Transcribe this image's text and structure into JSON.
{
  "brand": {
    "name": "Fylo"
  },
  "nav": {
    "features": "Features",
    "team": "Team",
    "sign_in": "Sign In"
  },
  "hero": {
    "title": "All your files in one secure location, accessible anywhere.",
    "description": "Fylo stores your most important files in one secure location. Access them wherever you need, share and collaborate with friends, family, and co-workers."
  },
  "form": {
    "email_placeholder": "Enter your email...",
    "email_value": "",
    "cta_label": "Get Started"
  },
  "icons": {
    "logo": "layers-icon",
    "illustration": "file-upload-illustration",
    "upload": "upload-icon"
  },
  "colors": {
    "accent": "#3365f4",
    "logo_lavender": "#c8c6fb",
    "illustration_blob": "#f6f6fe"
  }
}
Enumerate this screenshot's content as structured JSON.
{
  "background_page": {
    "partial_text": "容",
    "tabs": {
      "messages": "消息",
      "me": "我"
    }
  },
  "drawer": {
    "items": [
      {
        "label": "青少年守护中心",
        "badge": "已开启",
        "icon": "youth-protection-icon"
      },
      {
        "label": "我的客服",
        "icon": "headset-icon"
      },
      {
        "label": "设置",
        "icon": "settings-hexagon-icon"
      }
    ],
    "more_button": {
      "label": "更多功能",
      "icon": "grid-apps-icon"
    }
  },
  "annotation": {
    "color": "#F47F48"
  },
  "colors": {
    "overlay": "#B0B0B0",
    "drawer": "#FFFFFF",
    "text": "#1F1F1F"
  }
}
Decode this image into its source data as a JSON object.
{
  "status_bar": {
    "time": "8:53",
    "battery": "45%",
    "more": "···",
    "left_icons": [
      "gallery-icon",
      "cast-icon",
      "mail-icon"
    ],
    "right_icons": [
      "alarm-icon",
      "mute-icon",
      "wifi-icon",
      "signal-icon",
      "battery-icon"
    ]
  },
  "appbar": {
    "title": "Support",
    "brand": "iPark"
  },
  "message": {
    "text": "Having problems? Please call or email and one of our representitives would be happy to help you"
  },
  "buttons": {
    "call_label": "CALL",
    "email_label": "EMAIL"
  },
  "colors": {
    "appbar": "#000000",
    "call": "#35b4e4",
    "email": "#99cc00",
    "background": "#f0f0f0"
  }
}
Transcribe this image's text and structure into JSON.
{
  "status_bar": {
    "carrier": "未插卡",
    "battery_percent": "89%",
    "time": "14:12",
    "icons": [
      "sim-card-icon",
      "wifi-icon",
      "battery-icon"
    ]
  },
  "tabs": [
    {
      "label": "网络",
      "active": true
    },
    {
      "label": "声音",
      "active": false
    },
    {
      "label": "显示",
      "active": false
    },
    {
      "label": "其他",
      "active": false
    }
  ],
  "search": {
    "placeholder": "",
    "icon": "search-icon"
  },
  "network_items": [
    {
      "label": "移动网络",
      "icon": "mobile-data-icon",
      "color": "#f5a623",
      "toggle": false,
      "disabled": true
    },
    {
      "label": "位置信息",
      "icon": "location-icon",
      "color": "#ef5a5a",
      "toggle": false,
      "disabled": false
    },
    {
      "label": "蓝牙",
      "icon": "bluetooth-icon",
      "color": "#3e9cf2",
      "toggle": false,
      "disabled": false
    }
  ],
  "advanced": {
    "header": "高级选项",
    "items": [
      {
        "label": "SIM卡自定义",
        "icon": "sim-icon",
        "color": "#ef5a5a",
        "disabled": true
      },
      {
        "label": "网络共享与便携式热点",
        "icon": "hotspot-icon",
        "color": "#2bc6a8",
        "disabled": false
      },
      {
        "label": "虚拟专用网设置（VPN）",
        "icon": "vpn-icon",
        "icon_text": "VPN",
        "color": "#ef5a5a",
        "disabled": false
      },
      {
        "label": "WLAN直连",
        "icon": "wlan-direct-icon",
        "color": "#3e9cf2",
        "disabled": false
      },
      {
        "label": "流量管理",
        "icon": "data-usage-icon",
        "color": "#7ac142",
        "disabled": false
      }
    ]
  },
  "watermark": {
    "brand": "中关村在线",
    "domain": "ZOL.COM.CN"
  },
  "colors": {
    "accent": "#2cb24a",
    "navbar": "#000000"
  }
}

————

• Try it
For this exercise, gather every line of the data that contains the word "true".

• Exercise response
      "active": true
      "disabled": true
        "disabled": true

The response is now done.